Task to carry out
The records below are to be retyped in full, without any alteration.

______________________________

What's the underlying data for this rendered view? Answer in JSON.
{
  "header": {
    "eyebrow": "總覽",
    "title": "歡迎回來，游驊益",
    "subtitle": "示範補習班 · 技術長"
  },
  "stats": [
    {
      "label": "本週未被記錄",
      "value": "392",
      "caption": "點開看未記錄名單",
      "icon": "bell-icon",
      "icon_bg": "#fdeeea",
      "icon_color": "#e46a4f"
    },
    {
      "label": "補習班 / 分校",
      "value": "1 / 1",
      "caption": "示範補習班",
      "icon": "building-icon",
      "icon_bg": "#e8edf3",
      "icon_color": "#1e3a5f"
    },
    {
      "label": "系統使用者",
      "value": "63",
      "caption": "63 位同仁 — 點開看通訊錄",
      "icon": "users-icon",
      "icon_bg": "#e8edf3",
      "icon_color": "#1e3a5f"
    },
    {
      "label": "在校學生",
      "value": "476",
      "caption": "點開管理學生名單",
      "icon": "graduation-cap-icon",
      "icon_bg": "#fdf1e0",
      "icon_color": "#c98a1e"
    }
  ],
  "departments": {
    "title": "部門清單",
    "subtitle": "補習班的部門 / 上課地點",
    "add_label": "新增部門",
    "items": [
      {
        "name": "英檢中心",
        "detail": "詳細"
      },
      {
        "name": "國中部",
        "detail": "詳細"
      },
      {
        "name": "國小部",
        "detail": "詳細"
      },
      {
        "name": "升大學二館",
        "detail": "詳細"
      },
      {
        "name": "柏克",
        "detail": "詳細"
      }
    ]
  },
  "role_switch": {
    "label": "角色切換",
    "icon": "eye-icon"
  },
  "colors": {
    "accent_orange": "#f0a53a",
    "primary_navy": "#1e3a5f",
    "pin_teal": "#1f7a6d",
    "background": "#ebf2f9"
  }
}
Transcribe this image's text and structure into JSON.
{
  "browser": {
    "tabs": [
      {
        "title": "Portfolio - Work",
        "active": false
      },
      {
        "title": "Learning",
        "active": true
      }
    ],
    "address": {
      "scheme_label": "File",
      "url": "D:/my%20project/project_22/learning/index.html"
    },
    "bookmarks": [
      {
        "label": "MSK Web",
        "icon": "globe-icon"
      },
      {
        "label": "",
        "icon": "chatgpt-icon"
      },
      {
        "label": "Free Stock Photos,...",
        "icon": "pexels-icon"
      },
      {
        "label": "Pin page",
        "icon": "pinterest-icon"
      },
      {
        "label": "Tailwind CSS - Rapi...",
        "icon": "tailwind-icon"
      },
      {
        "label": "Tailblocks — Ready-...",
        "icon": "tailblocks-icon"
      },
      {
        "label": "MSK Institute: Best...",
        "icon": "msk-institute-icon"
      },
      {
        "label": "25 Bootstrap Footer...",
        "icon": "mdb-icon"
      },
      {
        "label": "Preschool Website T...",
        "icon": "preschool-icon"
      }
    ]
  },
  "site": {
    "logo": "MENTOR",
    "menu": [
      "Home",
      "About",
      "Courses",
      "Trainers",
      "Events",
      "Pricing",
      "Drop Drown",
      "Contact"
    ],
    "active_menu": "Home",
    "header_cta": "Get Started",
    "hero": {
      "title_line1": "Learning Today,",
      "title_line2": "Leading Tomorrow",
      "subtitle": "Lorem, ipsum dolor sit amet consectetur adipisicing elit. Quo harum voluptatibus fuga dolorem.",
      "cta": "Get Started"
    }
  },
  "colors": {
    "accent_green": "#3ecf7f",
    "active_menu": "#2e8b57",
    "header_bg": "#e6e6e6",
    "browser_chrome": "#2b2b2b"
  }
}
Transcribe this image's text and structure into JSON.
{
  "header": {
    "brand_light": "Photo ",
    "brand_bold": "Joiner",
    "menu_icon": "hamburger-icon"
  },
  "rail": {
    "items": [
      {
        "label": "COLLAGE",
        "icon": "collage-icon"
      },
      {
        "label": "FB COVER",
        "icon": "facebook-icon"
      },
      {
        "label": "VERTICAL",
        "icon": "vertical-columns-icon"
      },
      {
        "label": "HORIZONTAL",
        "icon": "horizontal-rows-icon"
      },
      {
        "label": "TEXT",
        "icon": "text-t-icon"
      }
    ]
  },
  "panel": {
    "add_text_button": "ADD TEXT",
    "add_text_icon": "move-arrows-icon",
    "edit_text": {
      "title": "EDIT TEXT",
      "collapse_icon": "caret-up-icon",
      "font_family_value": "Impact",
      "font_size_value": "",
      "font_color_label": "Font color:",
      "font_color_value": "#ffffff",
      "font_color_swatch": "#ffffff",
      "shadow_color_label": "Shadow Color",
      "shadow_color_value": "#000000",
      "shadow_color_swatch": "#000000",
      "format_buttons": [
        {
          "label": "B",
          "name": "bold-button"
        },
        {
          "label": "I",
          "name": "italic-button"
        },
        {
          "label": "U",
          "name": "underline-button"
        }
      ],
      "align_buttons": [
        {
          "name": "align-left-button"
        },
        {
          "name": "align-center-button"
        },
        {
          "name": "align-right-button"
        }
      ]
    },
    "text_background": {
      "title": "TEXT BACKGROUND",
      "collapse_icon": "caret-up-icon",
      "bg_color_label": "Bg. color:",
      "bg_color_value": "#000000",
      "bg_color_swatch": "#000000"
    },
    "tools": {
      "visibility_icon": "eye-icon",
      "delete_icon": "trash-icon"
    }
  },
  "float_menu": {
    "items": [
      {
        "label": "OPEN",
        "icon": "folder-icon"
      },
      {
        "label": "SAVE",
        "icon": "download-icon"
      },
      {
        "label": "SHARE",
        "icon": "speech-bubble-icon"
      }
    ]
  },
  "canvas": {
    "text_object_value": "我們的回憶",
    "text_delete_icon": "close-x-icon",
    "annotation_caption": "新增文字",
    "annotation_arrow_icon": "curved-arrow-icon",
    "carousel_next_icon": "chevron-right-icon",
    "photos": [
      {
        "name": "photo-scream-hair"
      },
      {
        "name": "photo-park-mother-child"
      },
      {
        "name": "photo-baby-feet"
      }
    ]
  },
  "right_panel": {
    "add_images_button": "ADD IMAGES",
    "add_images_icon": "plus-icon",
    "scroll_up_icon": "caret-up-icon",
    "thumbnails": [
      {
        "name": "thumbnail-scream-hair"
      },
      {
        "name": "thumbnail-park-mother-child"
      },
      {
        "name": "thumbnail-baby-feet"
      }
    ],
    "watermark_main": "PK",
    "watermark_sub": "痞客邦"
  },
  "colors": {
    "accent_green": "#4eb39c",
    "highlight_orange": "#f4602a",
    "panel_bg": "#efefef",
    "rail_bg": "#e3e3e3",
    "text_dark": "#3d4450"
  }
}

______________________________

Task response
What's the underlying data for this rendered view? Answer in JSON.
{
  "header": {
    "eyebrow": "總覽",
    "title": "歡迎回來，游驊益",
    "subtitle": "示範補習班 · 技術長"
  },
  "stats": [
    {
      "label": "本週未被記錄",
      "value": "392",
      "caption": "點開看未記錄名單",
      "icon": "bell-icon",
      "icon_bg": "#fdeeea",
      "icon_color": "#e46a4f"
    },
    {
      "label": "補習班 / 分校",
      "value": "1 / 1",
      "caption": "示範補習班",
      "icon": "building-icon",
      "icon_bg": "#e8edf3",
      "icon_color": "#1e3a5f"
    },
    {
      "label": "系統使用者",
      "value": "63",
      "caption": "63 位同仁 — 點開看通訊錄",
      "icon": "users-icon",
      "icon_bg": "#e8edf3",
      "icon_color": "#1e3a5f"
    },
    {
      "label": "在校學生",
      "value": "476",
      "caption": "點開管理學生名單",
      "icon": "graduation-cap-icon",
      "icon_bg": "#fdf1e0",
      "icon_color": "#c98a1e"
    }
  ],
  "departments": {
    "title": "部門清單",
    "subtitle": "補習班的部門 / 上課地點",
    "add_label": "新增部門",
    "items": [
      {
        "name": "英檢中心",
        "detail": "詳細"
      },
      {
        "name": "國中部",
        "detail": "詳細"
      },
      {
        "name": "國小部",
        "detail": "詳細"
      },
      {
        "name": "升大學二館",
        "detail": "詳細"
      },
      {
        "name": "柏克",
        "detail": "詳細"
      }
    ]
  },
  "role_switch": {
    "label": "角色切換",
    "icon": "eye-icon"
  },
  "colors": {
    "accent_orange": "#f0a53a",
    "primary_navy": "#1e3a5f",
    "pin_teal": "#1f7a6d",
    "background": "#ebf2f9"
  }
}
Transcribe this image's text and structure into JSON.
{
  "browser": {
    "tabs": [
      {
        "title": "Portfolio - Work",
        "active": false
      },
      {
        "title": "Learning",
        "active": true
      }
    ],
    "address": {
      "scheme_label": "File",
      "url": "D:/my%20project/project_22/learning/index.html"
    },
    "bookmarks": [
      {
        "label": "MSK Web",
        "icon": "globe-icon"
      },
      {
        "label": "",
        "icon": "chatgpt-icon"
      },
      {
        "label": "Free Stock Photos,...",
        "icon": "pexels-icon"
      },
      {
        "label": "Pin page",
        "icon": "pinterest-icon"
      },
      {
        "label": "Tailwind CSS - Rapi...",
        "icon": "tailwind-icon"
      },
      {
        "label": "Tailblocks — Ready-...",
        "icon": "tailblocks-icon"
      },
      {
        "label": "MSK Institute: Best...",
        "icon": "msk-institute-icon"
      },
      {
        "label": "25 Bootstrap Footer...",
        "icon": "mdb-icon"
      },
      {
        "label": "Preschool Website T...",
        "icon": "preschool-icon"
      }
    ]
  },
  "site": {
    "logo": "MENTOR",
    "menu": [
      "Home",
      "About",
      "Courses",
      "Trainers",
      "Events",
      "Pricing",
      "Drop Drown",
      "Contact"
    ],
    "active_menu": "Home",
    "header_cta": "Get Started",
    "hero": {
      "title_line1": "Learning Today,",
      "title_line2": "Leading Tomorrow",
      "subtitle": "Lorem, ipsum dolor sit amet consectetur adipisicing elit. Quo harum voluptatibus fuga dolorem.",
      "cta": "Get Started"
    }
  },
  "colors": {
    "accent_green": "#3ecf7f",
    "active_menu": "#2e8b57",
    "header_bg": "#e6e6e6",
    "browser_chrome": "#2b2b2b"
  }
}
Transcribe this image's text and structure into JSON.
{
  "header": {
    "brand_light": "Photo ",
    "brand_bold": "Joiner",
    "menu_icon": "hamburger-icon"
  },
  "rail": {
    "items": [
      {
        "label": "COLLAGE",
        "icon": "collage-icon"
      },
      {
        "label": "FB COVER",
        "icon": "facebook-icon"
      },
      {
        "label": "VERTICAL",
        "icon": "vertical-columns-icon"
      },
      {
        "label": "HORIZONTAL",
        "icon": "horizontal-rows-icon"
      },
      {
        "label": "TEXT",
        "icon": "text-t-icon"
      }
    ]
  },
  "panel": {
    "add_text_button": "ADD TEXT",
    "add_text_icon": "move-arrows-icon",
    "edit_text": {
      "title": "EDIT TEXT",
      "collapse_icon": "caret-up-icon",
      "font_family_value": "Impact",
      "font_size_value": "",
      "font_color_label": "Font color:",
      "font_color_value": "#ffffff",
      "font_color_swatch": "#ffffff",
      "shadow_color_label": "Shadow Color",
      "shadow_color_value": "#000000",
      "shadow_color_swatch": "#000000",
      "format_buttons": [
        {
          "label": "B",
          "name": "bold-button"
        },
        {
          "label": "I",
          "name": "italic-button"
        },
        {
          "label": "U",
          "name": "underline-button"
        }
      ],
      "align_buttons": [
        {
          "name": "align-left-button"
        },
        {
          "name": "align-center-button"
        },
        {
          "name": "align-right-button"
        }
      ]
    },
    "text_background": {
      "title": "TEXT BACKGROUND",
      "collapse_icon": "caret-up-icon",
      "bg_color_label": "Bg. color:",
      "bg_color_value": "#000000",
      "bg_color_swatch": "#000000"
    },
    "tools": {
      "visibility_icon": "eye-icon",
      "delete_icon": "trash-icon"
    }
  },
  "float_menu": {
    "items": [
      {
        "label": "OPEN",
        "icon": "folder-icon"
      },
      {
        "label": "SAVE",
        "icon": "download-icon"
      },
      {
        "label": "SHARE",
        "icon": "speech-bubble-icon"
      }
    ]
  },
  "canvas": {
    "text_object_value": "我們的回憶",
    "text_delete_icon": "close-x-icon",
    "annotation_caption": "新增文字",
    "annotation_arrow_icon": "curved-arrow-icon",
    "carousel_next_icon": "chevron-right-icon",
    "photos": [
      {
        "name": "photo-scream-hair"
      },
      {
        "name": "photo-park-mother-child"
      },
      {
        "name": "photo-baby-feet"
      }
    ]
  },
  "right_panel": {
    "add_images_button": "ADD IMAGES",
    "add_images_icon": "plus-icon",
    "scroll_up_icon": "caret-up-icon",
    "thumbnails": [
      {
        "name": "thumbnail-scream-hair"
      },
      {
        "name": "thumbnail-park-mother-child"
      },
      {
        "name": "thumbnail-baby-feet"
      }
    ],
    "watermark_main": "PK",
    "watermark_sub": "痞客邦"
  },
  "colors": {
    "accent_green": "#4eb39c",
    "highlight_orange": "#f4602a",
    "panel_bg": "#efefef",
    "rail_bg": "#e3e3e3",
    "text_dark": "#3d4450"
  }
}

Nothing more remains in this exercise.